## Task instructions
Find the word "index" in the data, then copy each line where it is found.

Collection entries
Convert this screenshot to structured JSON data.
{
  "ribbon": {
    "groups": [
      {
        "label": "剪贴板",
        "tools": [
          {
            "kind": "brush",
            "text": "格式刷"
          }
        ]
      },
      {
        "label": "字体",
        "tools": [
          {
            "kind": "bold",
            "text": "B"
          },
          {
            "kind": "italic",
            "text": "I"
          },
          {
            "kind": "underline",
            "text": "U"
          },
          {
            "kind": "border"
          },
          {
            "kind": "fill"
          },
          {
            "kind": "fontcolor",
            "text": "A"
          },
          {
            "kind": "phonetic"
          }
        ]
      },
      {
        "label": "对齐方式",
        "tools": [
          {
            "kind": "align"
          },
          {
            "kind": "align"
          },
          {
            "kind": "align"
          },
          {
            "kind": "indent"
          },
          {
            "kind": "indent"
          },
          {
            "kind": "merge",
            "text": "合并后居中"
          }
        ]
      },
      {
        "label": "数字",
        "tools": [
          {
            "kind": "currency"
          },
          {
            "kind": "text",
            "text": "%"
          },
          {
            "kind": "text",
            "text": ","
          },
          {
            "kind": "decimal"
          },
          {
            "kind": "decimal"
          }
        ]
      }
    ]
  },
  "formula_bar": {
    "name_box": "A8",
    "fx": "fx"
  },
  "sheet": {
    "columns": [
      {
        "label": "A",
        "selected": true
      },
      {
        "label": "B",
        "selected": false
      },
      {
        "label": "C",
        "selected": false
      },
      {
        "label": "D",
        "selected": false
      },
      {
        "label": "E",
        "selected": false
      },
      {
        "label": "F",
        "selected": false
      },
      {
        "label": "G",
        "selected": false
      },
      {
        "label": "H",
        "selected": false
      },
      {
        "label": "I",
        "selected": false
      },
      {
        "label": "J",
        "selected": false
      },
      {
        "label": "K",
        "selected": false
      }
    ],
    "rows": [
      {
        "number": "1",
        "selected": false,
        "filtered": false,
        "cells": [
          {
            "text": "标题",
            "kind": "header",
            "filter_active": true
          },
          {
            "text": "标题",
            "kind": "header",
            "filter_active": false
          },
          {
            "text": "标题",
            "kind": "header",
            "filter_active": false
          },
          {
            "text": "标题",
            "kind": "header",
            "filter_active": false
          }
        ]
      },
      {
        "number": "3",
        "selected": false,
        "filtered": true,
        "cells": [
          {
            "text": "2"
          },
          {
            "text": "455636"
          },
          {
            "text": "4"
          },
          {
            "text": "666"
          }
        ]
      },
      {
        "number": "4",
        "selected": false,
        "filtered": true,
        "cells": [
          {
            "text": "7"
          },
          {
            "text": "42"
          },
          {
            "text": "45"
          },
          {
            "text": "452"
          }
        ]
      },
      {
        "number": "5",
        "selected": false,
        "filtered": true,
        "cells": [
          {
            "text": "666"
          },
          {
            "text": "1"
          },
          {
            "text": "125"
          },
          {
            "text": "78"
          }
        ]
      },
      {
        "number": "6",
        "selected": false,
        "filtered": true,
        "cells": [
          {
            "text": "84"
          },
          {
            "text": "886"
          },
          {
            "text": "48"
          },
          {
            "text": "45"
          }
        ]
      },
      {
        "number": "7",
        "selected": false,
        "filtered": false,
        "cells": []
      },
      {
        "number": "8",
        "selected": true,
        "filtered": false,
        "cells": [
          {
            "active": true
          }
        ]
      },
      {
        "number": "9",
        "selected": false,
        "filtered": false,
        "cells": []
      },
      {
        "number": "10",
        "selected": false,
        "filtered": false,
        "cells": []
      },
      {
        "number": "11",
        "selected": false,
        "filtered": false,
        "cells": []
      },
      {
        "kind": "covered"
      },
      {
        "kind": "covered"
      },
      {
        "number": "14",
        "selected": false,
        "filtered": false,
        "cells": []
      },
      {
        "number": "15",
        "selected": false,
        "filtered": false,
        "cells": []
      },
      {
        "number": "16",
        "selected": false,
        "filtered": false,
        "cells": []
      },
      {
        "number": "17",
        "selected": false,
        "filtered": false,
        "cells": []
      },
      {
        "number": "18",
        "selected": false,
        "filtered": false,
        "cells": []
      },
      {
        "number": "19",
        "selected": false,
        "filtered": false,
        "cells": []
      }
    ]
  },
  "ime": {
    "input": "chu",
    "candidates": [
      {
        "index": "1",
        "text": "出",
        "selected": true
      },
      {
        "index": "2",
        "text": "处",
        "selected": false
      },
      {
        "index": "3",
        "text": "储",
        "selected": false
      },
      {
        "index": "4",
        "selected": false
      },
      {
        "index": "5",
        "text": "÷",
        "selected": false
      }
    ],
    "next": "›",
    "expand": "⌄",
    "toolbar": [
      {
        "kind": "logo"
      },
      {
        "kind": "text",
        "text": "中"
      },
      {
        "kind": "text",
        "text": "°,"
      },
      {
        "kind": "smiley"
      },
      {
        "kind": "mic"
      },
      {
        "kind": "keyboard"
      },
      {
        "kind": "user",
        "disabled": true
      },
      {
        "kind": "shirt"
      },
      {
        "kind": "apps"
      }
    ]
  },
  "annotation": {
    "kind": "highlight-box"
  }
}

## Task response
        "index": "1",
        "index": "2",
        "index": "3",
        "index": "4",
        "index": "5",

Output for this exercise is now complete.